Oddly, in Joyce Carol Oates’ Zombie there are no zombies. Okay, I knew this before I started reading, but I still felt a twinge of disappointment throughout, as I followed the adventures of our paedophile-psycho killer as he looks for the perfect subject for his zombie experiment. The book itself reads like a successful literary experiment, written in first person from the perspective of a, well, mentally divergent person, and it succeeds in the whole thing feeling real. The only problem I have with the book is that the many machinations, plans and adventures of our intrepid “hero” are followed by a rather abrupt ending, leaving a sense of incompleteness, as if Oates simply got bored of writing and stopped.
Posted on | December 28, 2013 | No Comments

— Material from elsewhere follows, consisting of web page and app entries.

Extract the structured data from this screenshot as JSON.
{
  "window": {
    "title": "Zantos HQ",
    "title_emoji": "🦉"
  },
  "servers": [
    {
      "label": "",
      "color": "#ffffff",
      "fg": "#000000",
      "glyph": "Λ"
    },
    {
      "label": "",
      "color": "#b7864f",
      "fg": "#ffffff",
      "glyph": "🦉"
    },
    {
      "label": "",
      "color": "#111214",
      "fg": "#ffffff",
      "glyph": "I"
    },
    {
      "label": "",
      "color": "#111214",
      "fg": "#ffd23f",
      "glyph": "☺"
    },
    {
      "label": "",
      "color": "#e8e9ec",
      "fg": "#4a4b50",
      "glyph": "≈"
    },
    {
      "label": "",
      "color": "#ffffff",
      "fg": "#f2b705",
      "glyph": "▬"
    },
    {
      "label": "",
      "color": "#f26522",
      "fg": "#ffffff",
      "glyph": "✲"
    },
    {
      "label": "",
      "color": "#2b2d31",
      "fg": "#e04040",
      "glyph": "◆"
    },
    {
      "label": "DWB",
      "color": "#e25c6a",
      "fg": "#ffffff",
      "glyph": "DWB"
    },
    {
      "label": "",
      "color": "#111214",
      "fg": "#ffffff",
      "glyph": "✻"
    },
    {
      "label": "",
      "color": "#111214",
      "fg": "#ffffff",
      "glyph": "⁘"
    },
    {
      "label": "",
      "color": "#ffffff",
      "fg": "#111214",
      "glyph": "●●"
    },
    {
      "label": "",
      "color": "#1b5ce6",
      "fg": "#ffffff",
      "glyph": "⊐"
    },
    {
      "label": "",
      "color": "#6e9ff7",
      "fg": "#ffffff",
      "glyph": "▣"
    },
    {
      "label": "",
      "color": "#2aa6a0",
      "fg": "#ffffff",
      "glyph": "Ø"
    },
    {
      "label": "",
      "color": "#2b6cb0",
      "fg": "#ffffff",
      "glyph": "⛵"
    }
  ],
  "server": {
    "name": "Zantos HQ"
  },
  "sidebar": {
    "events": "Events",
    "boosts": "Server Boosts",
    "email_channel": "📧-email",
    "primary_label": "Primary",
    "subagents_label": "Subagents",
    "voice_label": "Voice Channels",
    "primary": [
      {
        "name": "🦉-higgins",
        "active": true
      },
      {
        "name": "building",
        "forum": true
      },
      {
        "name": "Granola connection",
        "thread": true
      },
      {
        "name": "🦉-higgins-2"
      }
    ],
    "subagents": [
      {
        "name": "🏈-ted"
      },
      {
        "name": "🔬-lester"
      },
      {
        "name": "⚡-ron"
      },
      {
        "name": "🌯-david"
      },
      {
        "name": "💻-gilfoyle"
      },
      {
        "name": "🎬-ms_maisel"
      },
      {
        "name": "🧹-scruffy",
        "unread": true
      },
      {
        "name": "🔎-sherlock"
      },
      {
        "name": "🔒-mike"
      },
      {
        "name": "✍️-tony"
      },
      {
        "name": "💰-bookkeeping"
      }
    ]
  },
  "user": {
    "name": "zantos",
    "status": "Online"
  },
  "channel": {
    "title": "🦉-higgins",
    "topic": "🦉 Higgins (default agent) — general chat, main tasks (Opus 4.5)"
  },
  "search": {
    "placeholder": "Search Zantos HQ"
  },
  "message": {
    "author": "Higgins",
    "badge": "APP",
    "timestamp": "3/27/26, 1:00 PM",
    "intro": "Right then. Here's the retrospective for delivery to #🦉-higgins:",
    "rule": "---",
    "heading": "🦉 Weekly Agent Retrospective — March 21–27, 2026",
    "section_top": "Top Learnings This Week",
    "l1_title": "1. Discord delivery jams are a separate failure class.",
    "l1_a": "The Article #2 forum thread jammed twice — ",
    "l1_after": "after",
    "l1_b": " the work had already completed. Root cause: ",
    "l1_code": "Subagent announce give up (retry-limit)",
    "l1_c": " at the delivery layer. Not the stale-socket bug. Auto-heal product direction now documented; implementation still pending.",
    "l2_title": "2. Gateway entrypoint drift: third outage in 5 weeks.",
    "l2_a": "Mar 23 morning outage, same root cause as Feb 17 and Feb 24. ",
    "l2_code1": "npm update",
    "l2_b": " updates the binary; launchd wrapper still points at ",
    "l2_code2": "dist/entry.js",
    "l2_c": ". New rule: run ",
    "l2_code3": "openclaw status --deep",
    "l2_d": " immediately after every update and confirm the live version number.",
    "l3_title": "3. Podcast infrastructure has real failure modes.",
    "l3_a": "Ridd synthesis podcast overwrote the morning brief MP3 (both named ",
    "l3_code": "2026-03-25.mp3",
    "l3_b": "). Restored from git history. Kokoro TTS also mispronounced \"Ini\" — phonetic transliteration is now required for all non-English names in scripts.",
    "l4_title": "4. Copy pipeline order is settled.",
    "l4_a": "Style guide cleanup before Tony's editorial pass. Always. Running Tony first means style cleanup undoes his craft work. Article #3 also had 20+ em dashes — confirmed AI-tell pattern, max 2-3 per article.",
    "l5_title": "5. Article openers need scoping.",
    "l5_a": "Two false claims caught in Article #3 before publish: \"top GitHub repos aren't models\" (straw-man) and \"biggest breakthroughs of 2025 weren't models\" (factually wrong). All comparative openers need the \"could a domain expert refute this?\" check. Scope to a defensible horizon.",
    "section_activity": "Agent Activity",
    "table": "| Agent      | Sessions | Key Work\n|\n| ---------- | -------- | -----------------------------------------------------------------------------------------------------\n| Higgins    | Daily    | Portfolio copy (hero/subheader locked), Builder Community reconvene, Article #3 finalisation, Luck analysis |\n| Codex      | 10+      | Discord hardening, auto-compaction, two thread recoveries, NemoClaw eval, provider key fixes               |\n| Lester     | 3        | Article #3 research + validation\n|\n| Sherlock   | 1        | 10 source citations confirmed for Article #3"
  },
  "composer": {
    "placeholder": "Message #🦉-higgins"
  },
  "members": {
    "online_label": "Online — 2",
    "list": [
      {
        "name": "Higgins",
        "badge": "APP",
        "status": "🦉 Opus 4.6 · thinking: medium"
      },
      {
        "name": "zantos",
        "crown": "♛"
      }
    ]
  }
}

Much as Strahan’s collection of short stories was a hit-and-miss affair, leaving an overall sour taste (the hits came early, the misses later, for a downward spiral effect), Anne C. Perry’s The Lowest Heaven collection of stories set around the Solar System was, for the most part, absolutely brilliant. The stories are arrayed in a more-or-less linear fashion, moving from the Sun out towards interstellar space, tackling the various heavenly bodies. There is one that I’ll admit to being unable to finish, simply because it was, in fact, historical Americana needlessly masquerading as sci-fi (Ashen Light, set on Venus), and a few others that felt weak compared to the competition (most notably Magnus Lucretius, with a quasi-Roman colony built around Jupiter), but overall the quality of writing is really incredible, particularly with standouts like The Krakatoan about an astronomer’s daughter and the crackling fabric of the world around her, We’ll Always Be Here about a decrepit and decaying orphanage in the Pluto-Charon subsystem, or Enyo-Enyo, a delirious story set in the farthest reaches of the system, around Eris and Dysnomia. The only thing that kind of poked me in the eye a bit is that an unusually high number of stories dealt with the tragic fate of homosexuals – I am all for gay rights, but this felt like intentional hot-button pushing on the part of the authors, and as such, somewhat forced.

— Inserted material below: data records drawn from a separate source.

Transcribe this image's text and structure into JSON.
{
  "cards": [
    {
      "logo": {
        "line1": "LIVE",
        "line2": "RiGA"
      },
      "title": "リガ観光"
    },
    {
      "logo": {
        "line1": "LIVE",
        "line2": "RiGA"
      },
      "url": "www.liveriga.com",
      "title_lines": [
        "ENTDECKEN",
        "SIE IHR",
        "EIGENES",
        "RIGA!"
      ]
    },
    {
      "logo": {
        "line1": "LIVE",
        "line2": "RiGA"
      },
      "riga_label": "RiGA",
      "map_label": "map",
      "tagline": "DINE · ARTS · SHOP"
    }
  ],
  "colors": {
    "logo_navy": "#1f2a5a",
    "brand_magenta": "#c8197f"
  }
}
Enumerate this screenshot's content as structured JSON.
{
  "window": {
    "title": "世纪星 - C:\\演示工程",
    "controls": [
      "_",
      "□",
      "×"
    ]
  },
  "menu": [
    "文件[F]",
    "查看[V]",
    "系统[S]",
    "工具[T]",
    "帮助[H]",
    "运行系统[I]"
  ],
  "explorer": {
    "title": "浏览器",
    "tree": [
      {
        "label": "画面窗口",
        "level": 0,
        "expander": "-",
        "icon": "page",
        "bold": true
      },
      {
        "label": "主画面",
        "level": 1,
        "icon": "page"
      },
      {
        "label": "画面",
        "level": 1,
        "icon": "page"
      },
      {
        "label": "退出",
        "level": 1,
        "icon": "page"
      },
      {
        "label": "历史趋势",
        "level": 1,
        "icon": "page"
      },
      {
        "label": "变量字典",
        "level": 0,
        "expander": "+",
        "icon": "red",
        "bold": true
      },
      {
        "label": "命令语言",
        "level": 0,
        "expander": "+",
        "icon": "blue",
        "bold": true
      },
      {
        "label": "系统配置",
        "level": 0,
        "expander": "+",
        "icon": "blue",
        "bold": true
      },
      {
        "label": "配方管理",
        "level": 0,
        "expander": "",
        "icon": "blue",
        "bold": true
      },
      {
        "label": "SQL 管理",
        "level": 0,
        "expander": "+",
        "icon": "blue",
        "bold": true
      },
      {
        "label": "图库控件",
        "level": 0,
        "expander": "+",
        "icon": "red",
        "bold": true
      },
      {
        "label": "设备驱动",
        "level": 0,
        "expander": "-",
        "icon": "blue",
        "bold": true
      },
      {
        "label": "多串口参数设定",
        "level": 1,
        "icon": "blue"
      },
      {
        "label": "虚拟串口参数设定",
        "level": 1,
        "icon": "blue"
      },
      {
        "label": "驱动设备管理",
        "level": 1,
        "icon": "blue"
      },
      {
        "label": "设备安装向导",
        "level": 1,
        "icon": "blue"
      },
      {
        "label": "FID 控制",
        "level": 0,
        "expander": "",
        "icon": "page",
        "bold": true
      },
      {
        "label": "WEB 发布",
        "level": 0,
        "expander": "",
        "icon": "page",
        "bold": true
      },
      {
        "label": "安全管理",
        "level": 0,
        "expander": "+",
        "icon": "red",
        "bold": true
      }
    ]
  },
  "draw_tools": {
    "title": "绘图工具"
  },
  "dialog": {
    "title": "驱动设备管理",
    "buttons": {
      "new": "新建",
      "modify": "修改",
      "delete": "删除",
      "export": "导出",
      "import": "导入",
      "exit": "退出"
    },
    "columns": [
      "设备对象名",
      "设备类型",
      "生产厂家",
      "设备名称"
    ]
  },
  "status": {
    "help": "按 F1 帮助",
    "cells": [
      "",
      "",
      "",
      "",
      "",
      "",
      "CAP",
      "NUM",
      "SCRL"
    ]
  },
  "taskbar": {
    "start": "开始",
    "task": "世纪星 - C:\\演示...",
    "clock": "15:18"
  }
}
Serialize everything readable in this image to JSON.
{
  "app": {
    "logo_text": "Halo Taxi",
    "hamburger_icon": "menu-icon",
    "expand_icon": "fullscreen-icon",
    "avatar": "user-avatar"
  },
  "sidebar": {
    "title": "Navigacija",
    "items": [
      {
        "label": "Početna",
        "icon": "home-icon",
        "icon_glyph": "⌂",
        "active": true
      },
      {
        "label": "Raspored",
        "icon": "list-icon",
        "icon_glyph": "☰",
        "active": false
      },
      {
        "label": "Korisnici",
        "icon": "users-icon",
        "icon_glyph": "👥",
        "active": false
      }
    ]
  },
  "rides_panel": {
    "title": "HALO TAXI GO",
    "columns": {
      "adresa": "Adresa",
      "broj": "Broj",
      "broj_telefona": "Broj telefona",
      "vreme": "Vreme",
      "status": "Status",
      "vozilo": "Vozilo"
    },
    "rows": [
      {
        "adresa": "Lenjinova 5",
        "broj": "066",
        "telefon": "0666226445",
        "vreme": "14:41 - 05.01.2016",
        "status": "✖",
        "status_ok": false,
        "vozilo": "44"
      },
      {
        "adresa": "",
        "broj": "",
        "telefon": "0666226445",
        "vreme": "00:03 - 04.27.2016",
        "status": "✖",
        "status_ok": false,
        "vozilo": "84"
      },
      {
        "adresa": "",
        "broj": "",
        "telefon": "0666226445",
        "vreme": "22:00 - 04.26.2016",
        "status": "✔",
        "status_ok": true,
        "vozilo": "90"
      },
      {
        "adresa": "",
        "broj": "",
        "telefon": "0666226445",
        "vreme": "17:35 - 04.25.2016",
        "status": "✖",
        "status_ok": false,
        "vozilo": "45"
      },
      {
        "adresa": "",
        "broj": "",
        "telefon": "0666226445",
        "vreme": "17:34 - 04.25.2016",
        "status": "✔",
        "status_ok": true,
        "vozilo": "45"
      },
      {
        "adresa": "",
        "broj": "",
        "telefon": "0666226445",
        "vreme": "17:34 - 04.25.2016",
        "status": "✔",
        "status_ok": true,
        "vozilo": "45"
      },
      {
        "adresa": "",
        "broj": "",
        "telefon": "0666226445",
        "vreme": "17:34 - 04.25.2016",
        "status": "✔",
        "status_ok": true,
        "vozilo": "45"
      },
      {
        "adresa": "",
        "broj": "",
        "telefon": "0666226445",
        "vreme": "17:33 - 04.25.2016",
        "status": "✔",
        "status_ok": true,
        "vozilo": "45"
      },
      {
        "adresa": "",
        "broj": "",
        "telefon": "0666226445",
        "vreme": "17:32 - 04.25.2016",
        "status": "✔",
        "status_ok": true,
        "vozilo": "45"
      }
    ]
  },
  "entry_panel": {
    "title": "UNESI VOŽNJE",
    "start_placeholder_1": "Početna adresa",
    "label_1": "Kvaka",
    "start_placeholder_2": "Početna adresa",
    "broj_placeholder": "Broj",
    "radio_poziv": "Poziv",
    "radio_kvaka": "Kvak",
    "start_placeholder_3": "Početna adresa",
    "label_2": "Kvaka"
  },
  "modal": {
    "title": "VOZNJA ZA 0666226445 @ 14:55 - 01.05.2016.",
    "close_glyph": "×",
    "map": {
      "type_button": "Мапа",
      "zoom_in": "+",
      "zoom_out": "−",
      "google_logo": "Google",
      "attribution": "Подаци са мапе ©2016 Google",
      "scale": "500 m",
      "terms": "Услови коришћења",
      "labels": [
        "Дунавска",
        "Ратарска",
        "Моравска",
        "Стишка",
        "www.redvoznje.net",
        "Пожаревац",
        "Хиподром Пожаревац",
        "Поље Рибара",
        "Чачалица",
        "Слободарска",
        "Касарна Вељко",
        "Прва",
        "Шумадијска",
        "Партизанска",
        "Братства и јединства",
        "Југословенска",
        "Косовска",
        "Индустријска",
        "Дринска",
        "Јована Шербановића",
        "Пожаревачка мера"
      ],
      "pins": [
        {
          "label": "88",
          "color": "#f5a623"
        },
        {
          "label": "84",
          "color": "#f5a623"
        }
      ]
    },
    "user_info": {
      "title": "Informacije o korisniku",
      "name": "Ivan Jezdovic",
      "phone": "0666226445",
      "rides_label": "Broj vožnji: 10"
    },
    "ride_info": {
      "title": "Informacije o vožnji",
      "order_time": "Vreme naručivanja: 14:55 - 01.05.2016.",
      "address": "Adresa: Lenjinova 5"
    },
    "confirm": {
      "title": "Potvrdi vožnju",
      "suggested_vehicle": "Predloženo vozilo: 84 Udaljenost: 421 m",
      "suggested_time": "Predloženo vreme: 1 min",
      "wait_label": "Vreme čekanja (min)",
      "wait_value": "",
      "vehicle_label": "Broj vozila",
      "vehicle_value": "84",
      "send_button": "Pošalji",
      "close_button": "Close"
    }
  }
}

The other short story collection I should talk about is one I can’t really talk about coherently. I’m such as screaming piss-my-pants-with-euphoria fanboy of Peter Watts that whatever I may say about Beyond the Rift will probably sound suspiciously like insane babbling of a gibbering maniac. Simply put, he is the writer I wish I could be. If you like your science fiction hard, if you like it when it requires use of your brain, and if you like it just ever so slightly dark (okay, I may be understating that a bit), you will love Watts, and this collection of his short work is an excellent place to sample his work and see if you should move on to his dammit I can’t control myself absolutely fucking brilliant novels. Gahh. Well. There you have it.keep looking »